Clancy Hope, the bellhop, is the only non-celebrity in playwright Ed Schmidt’s imagined 1947 hotel-room confab, right before Jackie Robinson breaks the color barrier. The rest are big hitters: the ballplayer himself, Joe Louis, Bill “Bojangles” Robinson, Paul Robeson, and Brooklyn Dodgers manager Branch Rickey.
But there’s something especially poignant about Douglas’s character, who’s a barometer of the room’s shifting moods, the representative of generations yet to come, and the comic relief. In this riveting production of a play that’s not really about sports, Douglas does a fantastic job at all of the above.
“We talked, the playwright and Nicky [director J. Nicole Brooks] and assistant director Marti Lyons,” Douglas says. “We discussed this—not going too sitcom-y. We needed to make it important that this character is there, to make sure he’s the everyman.”
Part of the interest of the play lies in seeing what’s behind the facades the characters erect, consciously or unconsciously, for the white man’s benefit.
“A lot of the time we use the 2012 sensibility and don’t think about how it had to be back then,” says Douglas. “Like with Bill Bojangles, for example. You’ve got to smile, work for your tip.” When Mr. Rickey leaves the room, he says, Brooks told the four actors remaining onstage, “The white people have left—be yourself. You boys are just hangin’ out.” The outburst that follows gets one of the show’s biggest laughs.

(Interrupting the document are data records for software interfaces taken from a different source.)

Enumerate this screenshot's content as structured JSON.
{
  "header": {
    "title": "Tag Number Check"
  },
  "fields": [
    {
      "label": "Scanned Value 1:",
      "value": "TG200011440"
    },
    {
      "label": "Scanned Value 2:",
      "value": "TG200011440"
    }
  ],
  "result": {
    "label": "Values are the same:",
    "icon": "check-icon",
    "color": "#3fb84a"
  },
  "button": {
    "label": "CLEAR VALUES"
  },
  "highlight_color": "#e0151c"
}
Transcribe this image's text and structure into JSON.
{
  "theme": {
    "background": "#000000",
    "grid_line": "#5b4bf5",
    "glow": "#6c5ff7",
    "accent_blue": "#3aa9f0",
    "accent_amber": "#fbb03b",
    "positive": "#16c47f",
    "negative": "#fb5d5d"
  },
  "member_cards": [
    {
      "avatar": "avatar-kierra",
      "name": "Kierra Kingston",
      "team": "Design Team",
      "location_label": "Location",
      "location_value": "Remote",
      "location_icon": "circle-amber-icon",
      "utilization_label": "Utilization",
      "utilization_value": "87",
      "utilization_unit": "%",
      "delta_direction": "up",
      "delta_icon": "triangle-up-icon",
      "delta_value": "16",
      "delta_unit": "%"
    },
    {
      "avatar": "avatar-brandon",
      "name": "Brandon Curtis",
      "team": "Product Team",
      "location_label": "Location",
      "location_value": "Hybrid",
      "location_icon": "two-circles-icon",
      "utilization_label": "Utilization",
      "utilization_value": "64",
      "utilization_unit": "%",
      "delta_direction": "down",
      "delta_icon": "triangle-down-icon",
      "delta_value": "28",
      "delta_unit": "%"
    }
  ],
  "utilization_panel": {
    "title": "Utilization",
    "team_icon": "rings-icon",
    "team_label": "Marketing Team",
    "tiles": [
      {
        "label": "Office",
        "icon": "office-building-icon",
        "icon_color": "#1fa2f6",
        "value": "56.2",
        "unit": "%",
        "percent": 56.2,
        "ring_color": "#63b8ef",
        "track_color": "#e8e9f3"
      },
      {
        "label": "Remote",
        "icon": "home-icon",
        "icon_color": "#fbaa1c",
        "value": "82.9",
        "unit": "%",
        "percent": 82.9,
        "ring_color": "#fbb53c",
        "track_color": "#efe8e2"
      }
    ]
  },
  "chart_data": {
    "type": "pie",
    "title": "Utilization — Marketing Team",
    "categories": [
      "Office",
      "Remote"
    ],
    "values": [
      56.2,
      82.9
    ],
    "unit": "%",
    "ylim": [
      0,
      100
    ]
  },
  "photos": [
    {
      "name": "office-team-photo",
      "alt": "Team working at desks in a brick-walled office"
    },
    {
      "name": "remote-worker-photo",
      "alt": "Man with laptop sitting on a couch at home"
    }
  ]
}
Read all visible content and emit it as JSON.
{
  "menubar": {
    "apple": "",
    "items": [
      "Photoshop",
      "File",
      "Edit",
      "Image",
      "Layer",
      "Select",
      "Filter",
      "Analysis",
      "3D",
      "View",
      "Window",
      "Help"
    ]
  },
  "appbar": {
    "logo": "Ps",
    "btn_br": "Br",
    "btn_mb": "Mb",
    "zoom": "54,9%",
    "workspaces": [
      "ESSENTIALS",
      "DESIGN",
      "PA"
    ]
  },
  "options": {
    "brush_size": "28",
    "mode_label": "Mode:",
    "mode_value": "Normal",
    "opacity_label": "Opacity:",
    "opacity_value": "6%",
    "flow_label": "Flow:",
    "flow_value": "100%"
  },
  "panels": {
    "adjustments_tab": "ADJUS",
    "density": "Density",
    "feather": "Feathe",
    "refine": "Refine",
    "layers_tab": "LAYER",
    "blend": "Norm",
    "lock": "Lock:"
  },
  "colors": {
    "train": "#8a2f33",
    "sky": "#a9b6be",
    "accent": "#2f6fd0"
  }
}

Douglas says he and Brooks have wanted to work together again ever since he performed in Lookingglass’s 2007 staging of her Black Diamond. “She lets me play and explore and do my thing.” An example? When Clancy first enters the room in Mr. Rickey, “The trays that I carry in… we didn’t have a real door in rehearsal, so I needed to mime. She told me, ‘You need to knock four different times, four different ways.’”
“I’m like this little kid coming in—she helped me find the energy of a 17-year-old seeing all these celebrities. She asked me to think of the kind of people I would connect with now, people I admire. Eddie Murphy, Bob Marley, and Don Cheadle were on my mind pretty consistently.”
Douglas—whose wife, Tamberla Perry, is currently performing in the Goodman’s Race (“She’s fantastic!” he says)—is also a writer. A member of MPAACT (MAAT Production Association of Afrikan Centered Theatre), he cowrote two of its Blaxploitation sketch-comedy shows.
Also a Lookingglass artistic associate, Douglas is developing a script for that company. “It had its first-draft reading yesterday,” he says.
Describing it as a comic play with music, Douglas adds, “It’s about vaudeville, the racial makeup of vaudeville. Two brothers travel to New York, where the main vaudeville circuit is.” He’s focusing on the period “from 1900 to 1910, when film was starting to come in.”
“There were so many different types of acts back then. There were typists, who’d get up onstage and do a certain number of words per minute. This guy would drink a gallon of kerosene, then regurgitate it and light it on fire. They would juggle napkins!”
“It was like, ‘OK, I’m breathing—put me onstage.’”